ABOUT THIS TASK: Every entry must be reproduced word for word.

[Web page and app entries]
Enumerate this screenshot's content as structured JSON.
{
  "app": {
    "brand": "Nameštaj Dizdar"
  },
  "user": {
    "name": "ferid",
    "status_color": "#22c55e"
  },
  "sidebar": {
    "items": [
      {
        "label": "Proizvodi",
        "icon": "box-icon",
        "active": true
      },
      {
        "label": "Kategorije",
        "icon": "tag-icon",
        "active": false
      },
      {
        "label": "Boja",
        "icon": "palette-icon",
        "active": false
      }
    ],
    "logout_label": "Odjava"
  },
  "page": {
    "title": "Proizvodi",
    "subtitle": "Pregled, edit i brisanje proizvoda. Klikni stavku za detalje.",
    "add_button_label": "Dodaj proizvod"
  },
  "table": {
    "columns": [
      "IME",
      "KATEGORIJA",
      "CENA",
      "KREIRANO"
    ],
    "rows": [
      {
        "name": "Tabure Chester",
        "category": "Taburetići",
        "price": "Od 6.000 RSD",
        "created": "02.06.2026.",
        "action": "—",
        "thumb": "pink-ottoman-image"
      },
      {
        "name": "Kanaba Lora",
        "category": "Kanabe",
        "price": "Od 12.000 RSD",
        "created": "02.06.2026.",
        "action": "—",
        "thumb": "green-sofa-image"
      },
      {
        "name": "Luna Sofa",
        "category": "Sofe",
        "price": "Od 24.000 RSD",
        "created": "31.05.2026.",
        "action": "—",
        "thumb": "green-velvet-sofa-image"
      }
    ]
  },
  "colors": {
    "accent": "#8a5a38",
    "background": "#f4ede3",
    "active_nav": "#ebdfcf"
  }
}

PROBLEM SOLUTION:
Enumerate this screenshot's content as structured JSON.
{
  "app": {
    "brand": "Nameštaj Dizdar"
  },
  "user": {
    "name": "ferid",
    "status_color": "#22c55e"
  },
  "sidebar": {
    "items": [
      {
        "label": "Proizvodi",
        "icon": "box-icon",
        "active": true
      },
      {
        "label": "Kategorije",
        "icon": "tag-icon",
        "active": false
      },
      {
        "label": "Boja",
        "icon": "palette-icon",
        "active": false
      }
    ],
    "logout_label": "Odjava"
  },
  "page": {
    "title": "Proizvodi",
    "subtitle": "Pregled, edit i brisanje proizvoda. Klikni stavku za detalje.",
    "add_button_label": "Dodaj proizvod"
  },
  "table": {
    "columns": [
      "IME",
      "KATEGORIJA",
      "CENA",
      "KREIRANO"
    ],
    "rows": [
      {
        "name": "Tabure Chester",
        "category": "Taburetići",
        "price": "Od 6.000 RSD",
        "created": "02.06.2026.",
        "action": "—",
        "thumb": "pink-ottoman-image"
      },
      {
        "name": "Kanaba Lora",
        "category": "Kanabe",
        "price": "Od 12.000 RSD",
        "created": "02.06.2026.",
        "action": "—",
        "thumb": "green-sofa-image"
      },
      {
        "name": "Luna Sofa",
        "category": "Sofe",
        "price": "Od 24.000 RSD",
        "created": "31.05.2026.",
        "action": "—",
        "thumb": "green-velvet-sofa-image"
      }
    ]
  },
  "colors": {
    "accent": "#8a5a38",
    "background": "#f4ede3",
    "active_nav": "#ebdfcf"
  }
}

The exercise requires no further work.